● **Required work**: When you copy the data that follows, reproduce every word exactly and leave out the images.
(Beginning of Extracted data)
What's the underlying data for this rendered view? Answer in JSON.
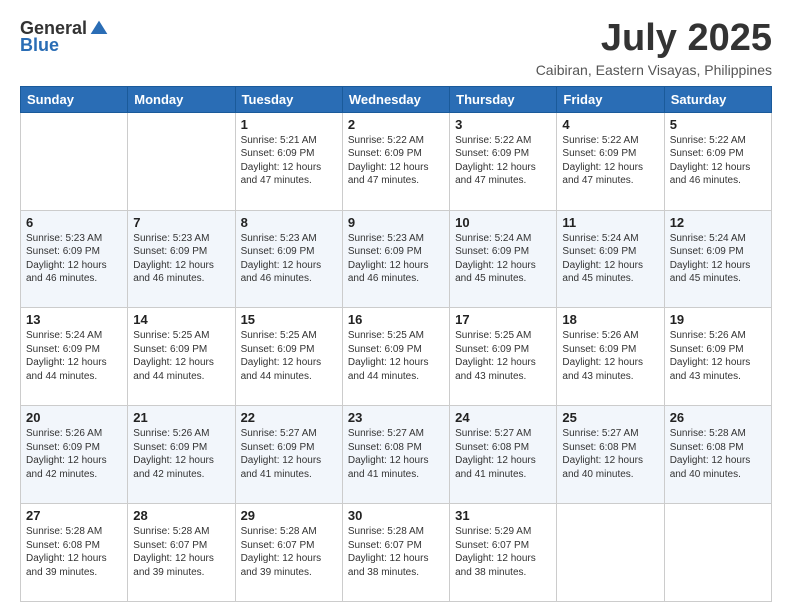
{
  "header": {
    "logo_general": "General",
    "logo_blue": "Blue",
    "title": "July 2025",
    "subtitle": "Caibiran, Eastern Visayas, Philippines"
  },
  "days_of_week": [
    "Sunday",
    "Monday",
    "Tuesday",
    "Wednesday",
    "Thursday",
    "Friday",
    "Saturday"
  ],
  "weeks": [
    [
      {
        "day": "",
        "sunrise": "",
        "sunset": "",
        "daylight": ""
      },
      {
        "day": "",
        "sunrise": "",
        "sunset": "",
        "daylight": ""
      },
      {
        "day": "1",
        "sunrise": "Sunrise: 5:21 AM",
        "sunset": "Sunset: 6:09 PM",
        "daylight": "Daylight: 12 hours and 47 minutes."
      },
      {
        "day": "2",
        "sunrise": "Sunrise: 5:22 AM",
        "sunset": "Sunset: 6:09 PM",
        "daylight": "Daylight: 12 hours and 47 minutes."
      },
      {
        "day": "3",
        "sunrise": "Sunrise: 5:22 AM",
        "sunset": "Sunset: 6:09 PM",
        "daylight": "Daylight: 12 hours and 47 minutes."
      },
      {
        "day": "4",
        "sunrise": "Sunrise: 5:22 AM",
        "sunset": "Sunset: 6:09 PM",
        "daylight": "Daylight: 12 hours and 47 minutes."
      },
      {
        "day": "5",
        "sunrise": "Sunrise: 5:22 AM",
        "sunset": "Sunset: 6:09 PM",
        "daylight": "Daylight: 12 hours and 46 minutes."
      }
    ],
    [
      {
        "day": "6",
        "sunrise": "Sunrise: 5:23 AM",
        "sunset": "Sunset: 6:09 PM",
        "daylight": "Daylight: 12 hours and 46 minutes."
      },
      {
        "day": "7",
        "sunrise": "Sunrise: 5:23 AM",
        "sunset": "Sunset: 6:09 PM",
        "daylight": "Daylight: 12 hours and 46 minutes."
      },
      {
        "day": "8",
        "sunrise": "Sunrise: 5:23 AM",
        "sunset": "Sunset: 6:09 PM",
        "daylight": "Daylight: 12 hours and 46 minutes."
      },
      {
        "day": "9",
        "sunrise": "Sunrise: 5:23 AM",
        "sunset": "Sunset: 6:09 PM",
        "daylight": "Daylight: 12 hours and 46 minutes."
      },
      {
        "day": "10",
        "sunrise": "Sunrise: 5:24 AM",
        "sunset": "Sunset: 6:09 PM",
        "daylight": "Daylight: 12 hours and 45 minutes."
      },
      {
        "day": "11",
        "sunrise": "Sunrise: 5:24 AM",
        "sunset": "Sunset: 6:09 PM",
        "daylight": "Daylight: 12 hours and 45 minutes."
      },
      {
        "day": "12",
        "sunrise": "Sunrise: 5:24 AM",
        "sunset": "Sunset: 6:09 PM",
        "daylight": "Daylight: 12 hours and 45 minutes."
      }
    ],
    [
      {
        "day": "13",
        "sunrise": "Sunrise: 5:24 AM",
        "sunset": "Sunset: 6:09 PM",
        "daylight": "Daylight: 12 hours and 44 minutes."
      },
      {
        "day": "14",
        "sunrise": "Sunrise: 5:25 AM",
        "sunset": "Sunset: 6:09 PM",
        "daylight": "Daylight: 12 hours and 44 minutes."
      },
      {
        "day": "15",
        "sunrise": "Sunrise: 5:25 AM",
        "sunset": "Sunset: 6:09 PM",
        "daylight": "Daylight: 12 hours and 44 minutes."
      },
      {
        "day": "16",
        "sunrise": "Sunrise: 5:25 AM",
        "sunset": "Sunset: 6:09 PM",
        "daylight": "Daylight: 12 hours and 44 minutes."
      },
      {
        "day": "17",
        "sunrise": "Sunrise: 5:25 AM",
        "sunset": "Sunset: 6:09 PM",
        "daylight": "Daylight: 12 hours and 43 minutes."
      },
      {
        "day": "18",
        "sunrise": "Sunrise: 5:26 AM",
        "sunset": "Sunset: 6:09 PM",
        "daylight": "Daylight: 12 hours and 43 minutes."
      },
      {
        "day": "19",
        "sunrise": "Sunrise: 5:26 AM",
        "sunset": "Sunset: 6:09 PM",
        "daylight": "Daylight: 12 hours and 43 minutes."
      }
    ],
    [
      {
        "day": "20",
        "sunrise": "Sunrise: 5:26 AM",
        "sunset": "Sunset: 6:09 PM",
        "daylight": "Daylight: 12 hours and 42 minutes."
      },
      {
        "day": "21",
        "sunrise": "Sunrise: 5:26 AM",
        "sunset": "Sunset: 6:09 PM",
        "daylight": "Daylight: 12 hours and 42 minutes."
      },
      {
        "day": "22",
        "sunrise": "Sunrise: 5:27 AM",
        "sunset": "Sunset: 6:09 PM",
        "daylight": "Daylight: 12 hours and 41 minutes."
      },
      {
        "day": "23",
        "sunrise": "Sunrise: 5:27 AM",
        "sunset": "Sunset: 6:08 PM",
        "daylight": "Daylight: 12 hours and 41 minutes."
      },
      {
        "day": "24",
        "sunrise": "Sunrise: 5:27 AM",
        "sunset": "Sunset: 6:08 PM",
        "daylight": "Daylight: 12 hours and 41 minutes."
      },
      {
        "day": "25",
        "sunrise": "Sunrise: 5:27 AM",
        "sunset": "Sunset: 6:08 PM",
        "daylight": "Daylight: 12 hours and 40 minutes."
      },
      {
        "day": "26",
        "sunrise": "Sunrise: 5:28 AM",
        "sunset": "Sunset: 6:08 PM",
        "daylight": "Daylight: 12 hours and 40 minutes."
      }
    ],
    [
      {
        "day": "27",
        "sunrise": "Sunrise: 5:28 AM",
        "sunset": "Sunset: 6:08 PM",
        "daylight": "Daylight: 12 hours and 39 minutes."
      },
      {
        "day": "28",
        "sunrise": "Sunrise: 5:28 AM",
        "sunset": "Sunset: 6:07 PM",
        "daylight": "Daylight: 12 hours and 39 minutes."
      },
      {
        "day": "29",
        "sunrise": "Sunrise: 5:28 AM",
        "sunset": "Sunset: 6:07 PM",
        "daylight": "Daylight: 12 hours and 39 minutes."
      },
      {
        "day": "30",
        "sunrise": "Sunrise: 5:28 AM",
        "sunset": "Sunset: 6:07 PM",
        "daylight": "Daylight: 12 hours and 38 minutes."
      },
      {
        "day": "31",
        "sunrise": "Sunrise: 5:29 AM",
        "sunset": "Sunset: 6:07 PM",
        "daylight": "Daylight: 12 hours and 38 minutes."
      },
      {
        "day": "",
        "sunrise": "",
        "sunset": "",
        "daylight": ""
      },
      {
        "day": "",
        "sunrise": "",
        "sunset": "",
        "daylight": ""
      }
    ]
  ]
}
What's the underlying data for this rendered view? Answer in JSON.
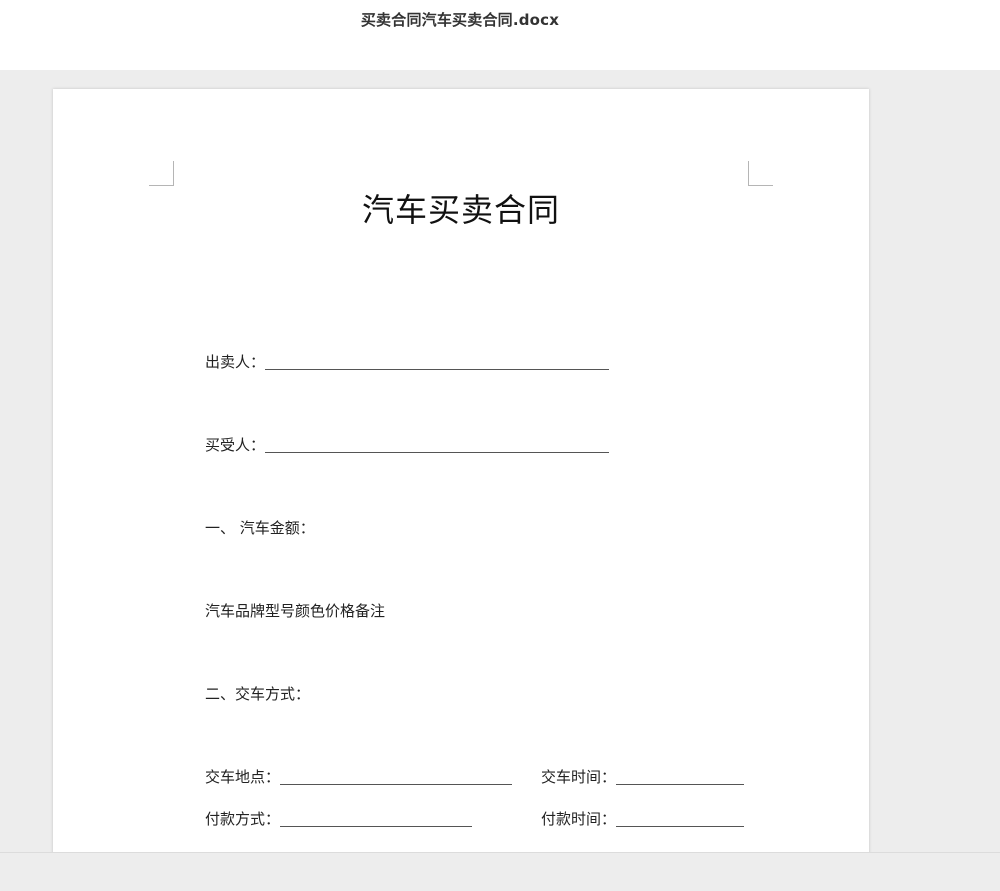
{
  "header": {
    "filename": "买卖合同汽车买卖合同.docx"
  },
  "document": {
    "title": "汽车买卖合同",
    "seller_label": "出卖人：",
    "buyer_label": "买受人：",
    "section1_heading": "一、 汽车金额：",
    "vehicle_columns_text": "汽车品牌型号颜色价格备注",
    "section2_heading": "二、交车方式：",
    "delivery_place_label": "交车地点：",
    "delivery_time_label": "交车时间：",
    "payment_method_label": "付款方式：",
    "payment_time_label": "付款时间："
  }
}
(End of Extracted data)
● **Completed task**:
What's the underlying data for this rendered view? Answer in JSON.
{
  "header": {
    "logo_general": "General",
    "logo_blue": "Blue",
    "title": "July 2025",
    "subtitle": "Caibiran, Eastern Visayas, Philippines"
  },
  "days_of_week": [
    "Sunday",
    "Monday",
    "Tuesday",
    "Wednesday",
    "Thursday",
    "Friday",
    "Saturday"
  ],
  "weeks": [
    [
      {
        "day": "",
        "sunrise": "",
        "sunset": "",
        "daylight": ""
      },
      {
        "day": "",
        "sunrise": "",
        "sunset": "",
        "daylight": ""
      },
      {
        "day": "1",
        "sunrise": "Sunrise: 5:21 AM",
        "sunset": "Sunset: 6:09 PM",
        "daylight": "Daylight: 12 hours and 47 minutes."
      },
      {
        "day": "2",
        "sunrise": "Sunrise: 5:22 AM",
        "sunset": "Sunset: 6:09 PM",
        "daylight": "Daylight: 12 hours and 47 minutes."
      },
      {
        "day": "3",
        "sunrise": "Sunrise: 5:22 AM",
        "sunset": "Sunset: 6:09 PM",
        "daylight": "Daylight: 12 hours and 47 minutes."
      },
      {
        "day": "4",
        "sunrise": "Sunrise: 5:22 AM",
        "sunset": "Sunset: 6:09 PM",
        "daylight": "Daylight: 12 hours and 47 minutes."
      },
      {
        "day": "5",
        "sunrise": "Sunrise: 5:22 AM",
        "sunset": "Sunset: 6:09 PM",
        "daylight": "Daylight: 12 hours and 46 minutes."
      }
    ],
    [
      {
        "day": "6",
        "sunrise": "Sunrise: 5:23 AM",
        "sunset": "Sunset: 6:09 PM",
        "daylight": "Daylight: 12 hours and 46 minutes."
      },
      {
        "day": "7",
        "sunrise": "Sunrise: 5:23 AM",
        "sunset": "Sunset: 6:09 PM",
        "daylight": "Daylight: 12 hours and 46 minutes."
      },
      {
        "day": "8",
        "sunrise": "Sunrise: 5:23 AM",
        "sunset": "Sunset: 6:09 PM",
        "daylight": "Daylight: 12 hours and 46 minutes."
      },
      {
        "day": "9",
        "sunrise": "Sunrise: 5:23 AM",
        "sunset": "Sunset: 6:09 PM",
        "daylight": "Daylight: 12 hours and 46 minutes."
      },
      {
        "day": "10",
        "sunrise": "Sunrise: 5:24 AM",
        "sunset": "Sunset: 6:09 PM",
        "daylight": "Daylight: 12 hours and 45 minutes."
      },
      {
        "day": "11",
        "sunrise": "Sunrise: 5:24 AM",
        "sunset": "Sunset: 6:09 PM",
        "daylight": "Daylight: 12 hours and 45 minutes."
      },
      {
        "day": "12",
        "sunrise": "Sunrise: 5:24 AM",
        "sunset": "Sunset: 6:09 PM",
        "daylight": "Daylight: 12 hours and 45 minutes."
      }
    ],
    [
      {
        "day": "13",
        "sunrise": "Sunrise: 5:24 AM",
        "sunset": "Sunset: 6:09 PM",
        "daylight": "Daylight: 12 hours and 44 minutes."
      },
      {
        "day": "14",
        "sunrise": "Sunrise: 5:25 AM",
        "sunset": "Sunset: 6:09 PM",
        "daylight": "Daylight: 12 hours and 44 minutes."
      },
      {
        "day": "15",
        "sunrise": "Sunrise: 5:25 AM",
        "sunset": "Sunset: 6:09 PM",
        "daylight": "Daylight: 12 hours and 44 minutes."
      },
      {
        "day": "16",
        "sunrise": "Sunrise: 5:25 AM",
        "sunset": "Sunset: 6:09 PM",
        "daylight": "Daylight: 12 hours and 44 minutes."
      },
      {
        "day": "17",
        "sunrise": "Sunrise: 5:25 AM",
        "sunset": "Sunset: 6:09 PM",
        "daylight": "Daylight: 12 hours and 43 minutes."
      },
      {
        "day": "18",
        "sunrise": "Sunrise: 5:26 AM",
        "sunset": "Sunset: 6:09 PM",
        "daylight": "Daylight: 12 hours and 43 minutes."
      },
      {
        "day": "19",
        "sunrise": "Sunrise: 5:26 AM",
        "sunset": "Sunset: 6:09 PM",
        "daylight": "Daylight: 12 hours and 43 minutes."
      }
    ],
    [
      {
        "day": "20",
        "sunrise": "Sunrise: 5:26 AM",
        "sunset": "Sunset: 6:09 PM",
        "daylight": "Daylight: 12 hours and 42 minutes."
      },
      {
        "day": "21",
        "sunrise": "Sunrise: 5:26 AM",
        "sunset": "Sunset: 6:09 PM",
        "daylight": "Daylight: 12 hours and 42 minutes."
      },
      {
        "day": "22",
        "sunrise": "Sunrise: 5:27 AM",
        "sunset": "Sunset: 6:09 PM",
        "daylight": "Daylight: 12 hours and 41 minutes."
      },
      {
        "day": "23",
        "sunrise": "Sunrise: 5:27 AM",
        "sunset": "Sunset: 6:08 PM",
        "daylight": "Daylight: 12 hours and 41 minutes."
      },
      {
        "day": "24",
        "sunrise": "Sunrise: 5:27 AM",
        "sunset": "Sunset: 6:08 PM",
        "daylight": "Daylight: 12 hours and 41 minutes."
      },
      {
        "day": "25",
        "sunrise": "Sunrise: 5:27 AM",
        "sunset": "Sunset: 6:08 PM",
        "daylight": "Daylight: 12 hours and 40 minutes."
      },
      {
        "day": "26",
        "sunrise": "Sunrise: 5:28 AM",
        "sunset": "Sunset: 6:08 PM",
        "daylight": "Daylight: 12 hours and 40 minutes."
      }
    ],
    [
      {
        "day": "27",
        "sunrise": "Sunrise: 5:28 AM",
        "sunset": "Sunset: 6:08 PM",
        "daylight": "Daylight: 12 hours and 39 minutes."
      },
      {
        "day": "28",
        "sunrise": "Sunrise: 5:28 AM",
        "sunset": "Sunset: 6:07 PM",
        "daylight": "Daylight: 12 hours and 39 minutes."
      },
      {
        "day": "29",
        "sunrise": "Sunrise: 5:28 AM",
        "sunset": "Sunset: 6:07 PM",
        "daylight": "Daylight: 12 hours and 39 minutes."
      },
      {
        "day": "30",
        "sunrise": "Sunrise: 5:28 AM",
        "sunset": "Sunset: 6:07 PM",
        "daylight": "Daylight: 12 hours and 38 minutes."
      },
      {
        "day": "31",
        "sunrise": "Sunrise: 5:29 AM",
        "sunset": "Sunset: 6:07 PM",
        "daylight": "Daylight: 12 hours and 38 minutes."
      },
      {
        "day": "",
        "sunrise": "",
        "sunset": "",
        "daylight": ""
      },
      {
        "day": "",
        "sunrise": "",
        "sunset": "",
        "daylight": ""
      }
    ]
  ]
}
What's the underlying data for this rendered view? Answer in JSON.
{
  "header": {
    "filename": "买卖合同汽车买卖合同.docx"
  },
  "document": {
    "title": "汽车买卖合同",
    "seller_label": "出卖人：",
    "buyer_label": "买受人：",
    "section1_heading": "一、 汽车金额：",
    "vehicle_columns_text": "汽车品牌型号颜色价格备注",
    "section2_heading": "二、交车方式：",
    "delivery_place_label": "交车地点：",
    "delivery_time_label": "交车时间：",
    "payment_method_label": "付款方式：",
    "payment_time_label": "付款时间："
  }
}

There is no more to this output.